As Snowden, who worked with Booz Allen Hamilton, where he obtained the documents he leaked about the growing power of the surveillance state said in a recent interview about the danger represented by private sector contractors, “…everything else — building the system of mass surveillance, installing it, applying it, using it to gather or search through all this information that’s already been collected to build perfect histories of private lives — all of these things are fair game and are done routinely, every day, right now, by people who are not formally government employees. That’s how the system works, and that’s what a contractor is.”
The privatization of intelligence work that Snowden was talking about also takes other forms, as those following the case of Julian Assange, himself not technically a whistle-blower but a publisher, learned after he was stripped of his asylum due to changed political circumstances in the country hosting him and was unceremoniously removed from the Ecuadorian embassy in London in April.
While Assange sits in Belmarsh prison awaiting extradition to the United States where he could face over 150 years in prison, an investigation is underway in Spain looking at a private intelligence firm, Undercover Global, which is believed to have spied on the publisher for the CIA during his time in the embassy.
As reported by the Spanish daily El Pais, we know that Americans, presumably members of the intelligence community, had access to a server collecting both audio and video of Assange and his visitors. This included meetings with his lawyers.
The server, part of an investigation now being undertaken by the Spain’s National Court, was the property Undercover Global, contracted to provide security at the embassy but also seemingly doing some paid intelligence gathering of its own.

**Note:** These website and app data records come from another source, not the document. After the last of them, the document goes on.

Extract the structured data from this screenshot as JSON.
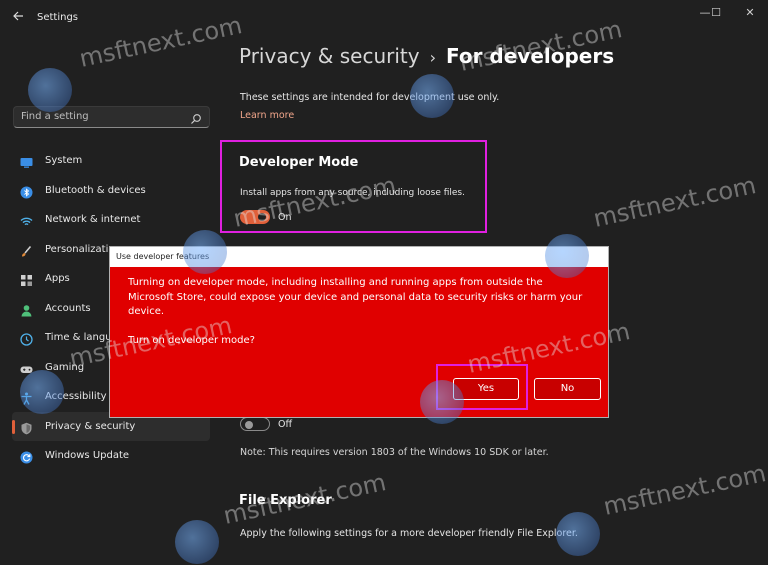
{
  "app": {
    "title": "Settings"
  },
  "window_controls": {
    "minimize": "—",
    "maximize": "☐",
    "close": "✕"
  },
  "search": {
    "placeholder": "Find a setting"
  },
  "sidebar": {
    "items": [
      {
        "label": "System",
        "icon": "monitor-icon",
        "color": "#3a8ee6"
      },
      {
        "label": "Bluetooth & devices",
        "icon": "bluetooth-icon",
        "color": "#3a8ee6"
      },
      {
        "label": "Network & internet",
        "icon": "wifi-icon",
        "color": "#4fb0e8"
      },
      {
        "label": "Personalization",
        "icon": "brush-icon",
        "color": "#e08a3a"
      },
      {
        "label": "Apps",
        "icon": "apps-icon",
        "color": "#cfcfcf"
      },
      {
        "label": "Accounts",
        "icon": "person-icon",
        "color": "#4fc07a"
      },
      {
        "label": "Time & language",
        "icon": "globe-clock-icon",
        "color": "#4fb0e8"
      },
      {
        "label": "Gaming",
        "icon": "gamepad-icon",
        "color": "#cfcfcf"
      },
      {
        "label": "Accessibility",
        "icon": "accessibility-icon",
        "color": "#4fb0e8"
      },
      {
        "label": "Privacy & security",
        "icon": "shield-icon",
        "color": "#9a9a9a",
        "selected": true
      },
      {
        "label": "Windows Update",
        "icon": "update-icon",
        "color": "#3a8ee6"
      }
    ]
  },
  "header": {
    "crumb": "Privacy & security",
    "separator": "›",
    "current": "For developers"
  },
  "main": {
    "intro": "These settings are intended for development use only.",
    "learn_more": "Learn more",
    "developer_mode": {
      "title": "Developer Mode",
      "description": "Install apps from any source, including loose files.",
      "toggle_state": "On"
    },
    "device_portal": {
      "toggle_state": "Off"
    },
    "note": "Note: This requires version 1803 of the Windows 10 SDK or later.",
    "file_explorer": {
      "title": "File Explorer",
      "description": "Apply the following settings for a more developer friendly File Explorer."
    }
  },
  "dialog": {
    "title": "Use developer features",
    "message": "Turning on developer mode, including installing and running apps from outside the Microsoft Store, could expose your device and personal data to security risks or harm your device.",
    "question": "Turn on developer mode?",
    "yes_label": "Yes",
    "no_label": "No"
  },
  "watermark": {
    "text": "msftnext.com"
  },
  "colors": {
    "accent": "#e0603a",
    "dialog_bg": "#e00000",
    "highlight": "#e020e0",
    "background": "#202020"
  }
}
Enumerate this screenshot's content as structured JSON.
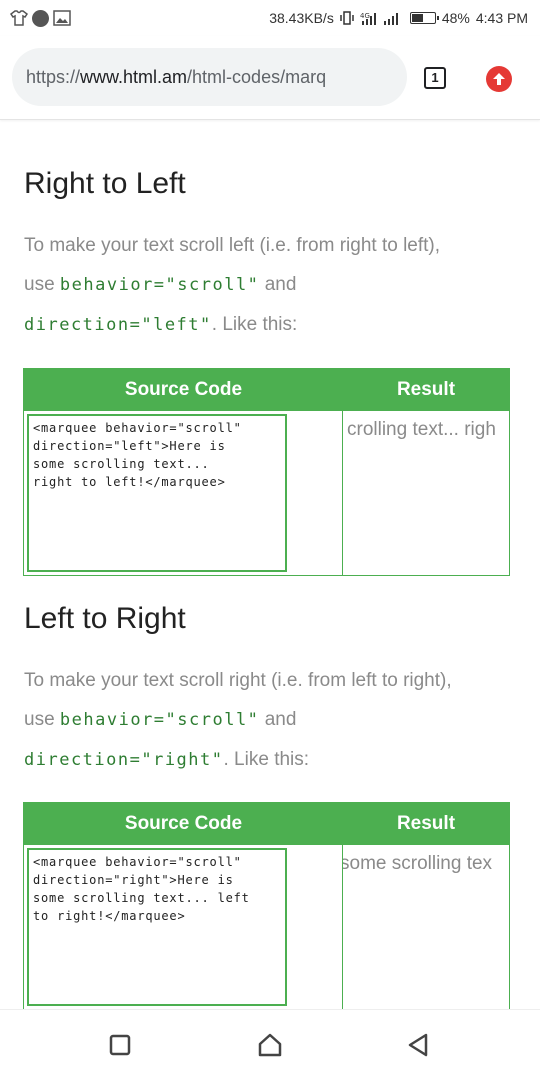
{
  "status_bar": {
    "speed": "38.43KB/s",
    "battery": "48%",
    "battery_level": 0.48,
    "time": "4:43 PM"
  },
  "browser": {
    "url_scheme": "https://",
    "url_host": "www.html.am",
    "url_path": "/html-codes/marq",
    "tab_count": "1"
  },
  "sections": [
    {
      "heading": "Right to Left",
      "intro_1": "To make your text scroll left (i.e. from right to left),",
      "use_label": "use ",
      "code_behavior": "behavior=\"scroll\"",
      "and_label": " and",
      "code_direction": "direction=\"left\"",
      "like_this": ". Like this:",
      "table": {
        "header_source": "Source Code",
        "header_result": "Result",
        "source_code": "<marquee behavior=\"scroll\"\ndirection=\"left\">Here is\nsome scrolling text...\nright to left!</marquee>",
        "result_text": "crolling text... righ"
      }
    },
    {
      "heading": "Left to Right",
      "intro_1": "To make your text scroll right (i.e. from left to right),",
      "use_label": "use ",
      "code_behavior": "behavior=\"scroll\"",
      "and_label": " and",
      "code_direction": "direction=\"right\"",
      "like_this": ". Like this:",
      "table": {
        "header_source": "Source Code",
        "header_result": "Result",
        "source_code": "<marquee behavior=\"scroll\"\ndirection=\"right\">Here is\nsome scrolling text... left\nto right!</marquee>",
        "result_text": "some scrolling tex"
      }
    }
  ],
  "nav": {
    "recents_icon": "square-icon",
    "home_icon": "home-icon",
    "back_icon": "back-triangle-icon"
  },
  "colors": {
    "accent_green": "#4caf50",
    "code_green": "#2e7d32",
    "update_red": "#e53935"
  }
}
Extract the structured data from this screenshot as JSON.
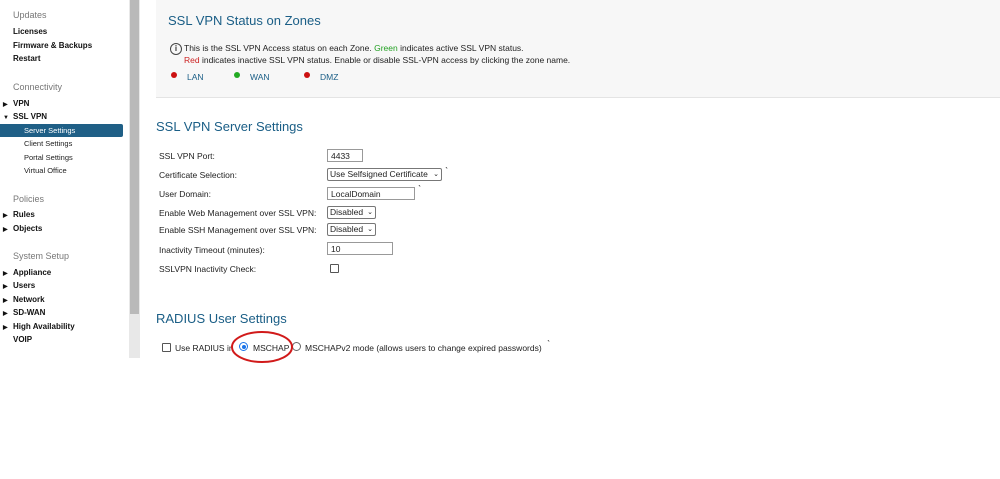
{
  "sidebar": {
    "updates_header": "Updates",
    "licenses": "Licenses",
    "firmware": "Firmware & Backups",
    "restart": "Restart",
    "connectivity_header": "Connectivity",
    "vpn": "VPN",
    "sslvpn": "SSL VPN",
    "sslvpn_items": [
      "Server Settings",
      "Client Settings",
      "Portal Settings",
      "Virtual Office"
    ],
    "policies_header": "Policies",
    "rules": "Rules",
    "objects": "Objects",
    "system_header": "System Setup",
    "system_items": [
      "Appliance",
      "Users",
      "Network",
      "SD-WAN",
      "High Availability"
    ],
    "voip": "VOIP"
  },
  "status": {
    "title": "SSL VPN Status on Zones",
    "line1_pre": "This is the SSL VPN Access status on each Zone. ",
    "line1_green": "Green",
    "line1_post": " indicates active SSL VPN status.",
    "line2_red": "Red",
    "line2_post": " indicates inactive SSL VPN status. Enable or disable SSL-VPN access by clicking the zone name.",
    "zones": [
      {
        "name": "LAN",
        "color": "#cc1111"
      },
      {
        "name": "WAN",
        "color": "#22aa22"
      },
      {
        "name": "DMZ",
        "color": "#cc1111"
      }
    ]
  },
  "server": {
    "title": "SSL VPN Server Settings",
    "port_label": "SSL VPN Port:",
    "port_value": "4433",
    "cert_label": "Certificate Selection:",
    "cert_value": "Use Selfsigned Certificate",
    "domain_label": "User Domain:",
    "domain_value": "LocalDomain",
    "web_mgmt_label": "Enable Web Management over SSL VPN:",
    "web_mgmt_value": "Disabled",
    "ssh_mgmt_label": "Enable SSH Management over SSL VPN:",
    "ssh_mgmt_value": "Disabled",
    "timeout_label": "Inactivity Timeout (minutes):",
    "timeout_value": "10",
    "inactivity_check_label": "SSLVPN Inactivity Check:"
  },
  "radius": {
    "title": "RADIUS User Settings",
    "use_radius_label": "Use RADIUS in",
    "mschap_label": "MSCHAP",
    "mschapv2_label": "MSCHAPv2 mode (allows users to change expired passwords)"
  },
  "colors": {
    "accent": "#1a5e86",
    "annotation": "#d11a1a"
  }
}
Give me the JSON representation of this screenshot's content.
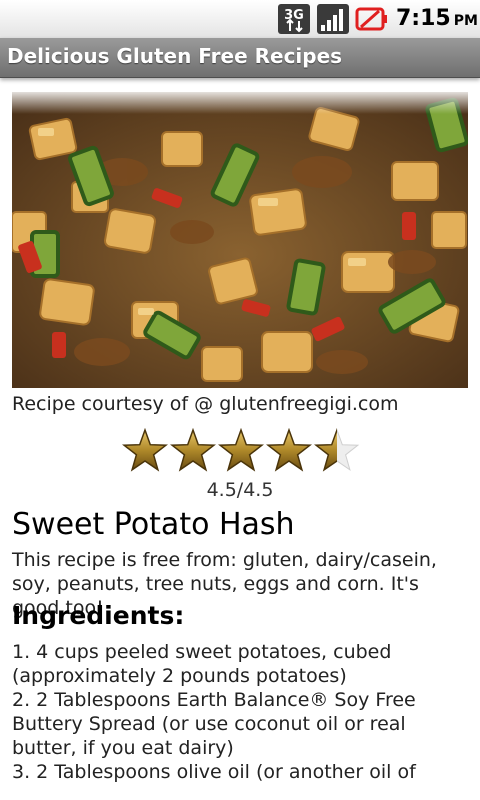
{
  "status_bar": {
    "network_badge": "3G",
    "time": "7:15",
    "ampm": "PM",
    "icons": [
      "3g-data-icon",
      "signal-bars-icon",
      "battery-empty-icon"
    ]
  },
  "header": {
    "title": "Delicious Gluten Free Recipes"
  },
  "recipe": {
    "image_alt": "sweet-potato-hash-photo",
    "credit": "Recipe courtesy of @ glutenfreegigi.com",
    "rating_value": 4.5,
    "rating_max": 5,
    "rating_text": "4.5/4.5",
    "title": "Sweet Potato Hash",
    "description": "This recipe is free from: gluten, dairy/casein, soy, peanuts, tree nuts, eggs and corn. It's good too!",
    "ingredients_heading": "Ingredients:",
    "ingredients": [
      "1. 4 cups peeled sweet potatoes, cubed (approximately 2 pounds potatoes)",
      "2. 2 Tablespoons Earth Balance® Soy Free Buttery Spread (or use coconut oil or real butter, if you eat dairy)",
      "3. 2 Tablespoons olive oil (or another oil of"
    ]
  },
  "colors": {
    "title_bar": "#8a8a8a",
    "star_gold": "#b08a2a",
    "star_dark": "#5e4410",
    "battery_red": "#e02020"
  }
}
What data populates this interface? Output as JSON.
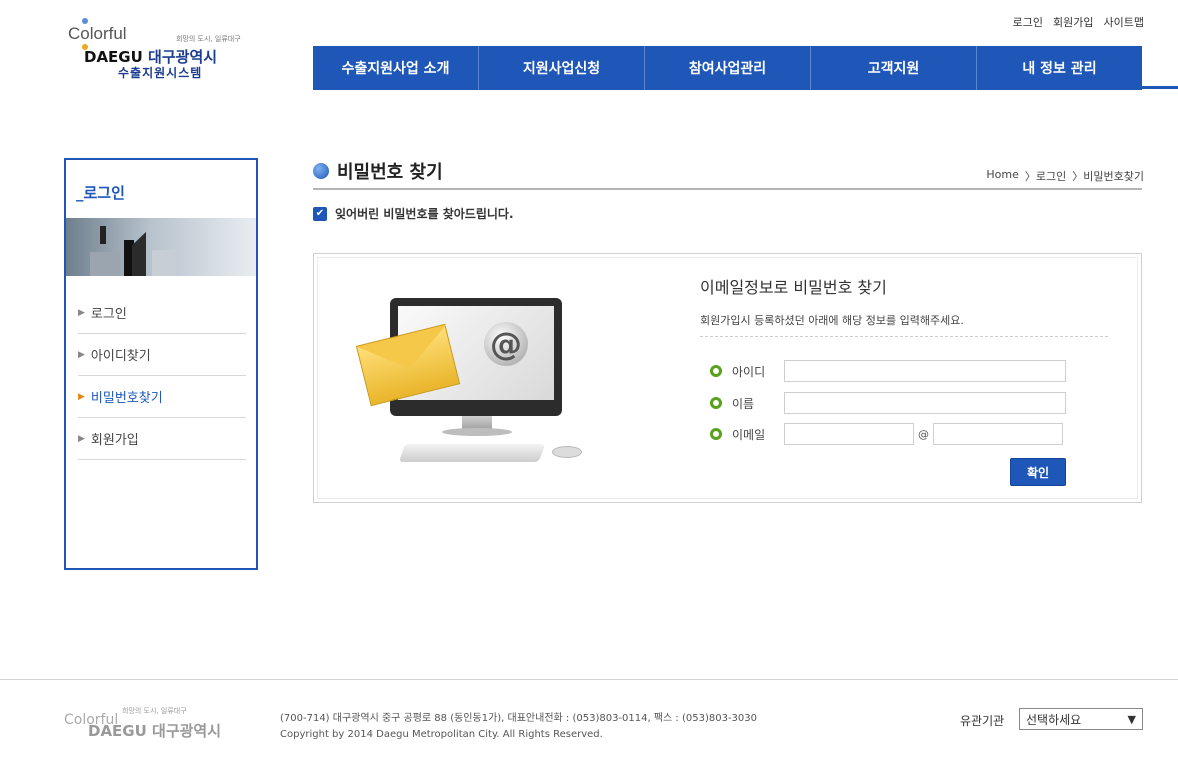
{
  "header": {
    "logo_colorful": "Colorful",
    "logo_slogan": "희망의 도시, 일류대구",
    "logo_daegu_en": "DAEGU",
    "logo_daegu_kr": "대구광역시",
    "logo_system": "수출지원시스템",
    "top_links": [
      "로그인",
      "회원가입",
      "사이트맵"
    ],
    "nav": [
      "수출지원사업 소개",
      "지원사업신청",
      "참여사업관리",
      "고객지원",
      "내 정보 관리"
    ]
  },
  "sidebar": {
    "title": "_로그인",
    "items": [
      {
        "label": "로그인"
      },
      {
        "label": "아이디찾기"
      },
      {
        "label": "비밀번호찾기"
      },
      {
        "label": "회원가입"
      }
    ]
  },
  "main": {
    "title": "비밀번호 찾기",
    "breadcrumb": [
      "Home",
      "〉로그인",
      "〉비밀번호찾기"
    ],
    "notice": "잊어버린 비밀번호를 찾아드립니다.",
    "form_title": "이메일정보로 비밀번호 찾기",
    "form_desc": "회원가입시 등록하셨던 아래에 해당 정보를 입력해주세요.",
    "fields": {
      "id_label": "아이디",
      "name_label": "이름",
      "email_label": "이메일",
      "at": "@"
    },
    "confirm_label": "확인"
  },
  "footer": {
    "logo_slogan": "희망의 도시, 일류대구",
    "logo_colorful": "Colorful",
    "logo_daegu": "DAEGU 대구광역시",
    "address": "(700-714) 대구광역시 중구 공평로 88 (동인동1가), 대표안내전화 : (053)803-0114, 팩스 : (053)803-3030",
    "copyright": "Copyright by 2014 Daegu Metropolitan City. All Rights Reserved.",
    "related_label": "유관기관",
    "related_select": "선택하세요"
  },
  "colors": {
    "brand": "#1e57b8",
    "accent_green": "#5aa01c",
    "colorbar": [
      "#f0a81c",
      "#e070b0",
      "#111111",
      "#6ab04c",
      "#5a8fd6"
    ]
  }
}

Aside from some reliable alternative media outlets, North American media have chosen to ignore this somewhat chilling story, much as they ignore the years long plight of Assange, an Australian citizen abandoned by his government, who is said to be suffering worrying physical and mental impacts from his long isolation at the Ecuadoran embassy in London and now in a British prison.
Although Assange earned the hatred of many establishment Democrats and their media allies, the injustices still being endured by him and the charges he is likely to face in the U.S. if he’s extradited are the result of leaks provided to him and Wikileaks by Chelsea Manning. Manning spent 7 years in prison for her act of courage in releasing diplomatic documents that some commentators credit for spurring on the Arab Spring in 2012, before she was pardoned by former President Obama on May 17th, 2017.
Rather than being allowed to move on with her life, Manning was called to testify before a federal grand jury investigating possible charges against Assange this year and jailed twice for bravely refusing to do so.
During the first incarceration, as reported by Out.com, “She spent 28 out of her first 63 days in prison segregated in a cell smaller than a horse stable, with no windows or outside contact for up to 22 hours a day.”
After being released in early May, she was returned to jail without charges a week later for for refusing to testify before a second Grand Jury. She also faces fines of $500 dollars a day for her first 30 days and $1000 dollars a day per day after 60 until she either relents or when the Grand Jury expires sometime later this month.
These three whistle-blowers are as brave as any of those now exposing Trump’s pressure tactics on foreign governments but receive persecution rather than the praise they deserve. Until Assange, Manning and Snowden are given similar coverage to these new whistle-blowers, we probably shouldn’t trust the U.S. mainstream media’s newfound love of those who reveal the crimes and incompetence of the powerful.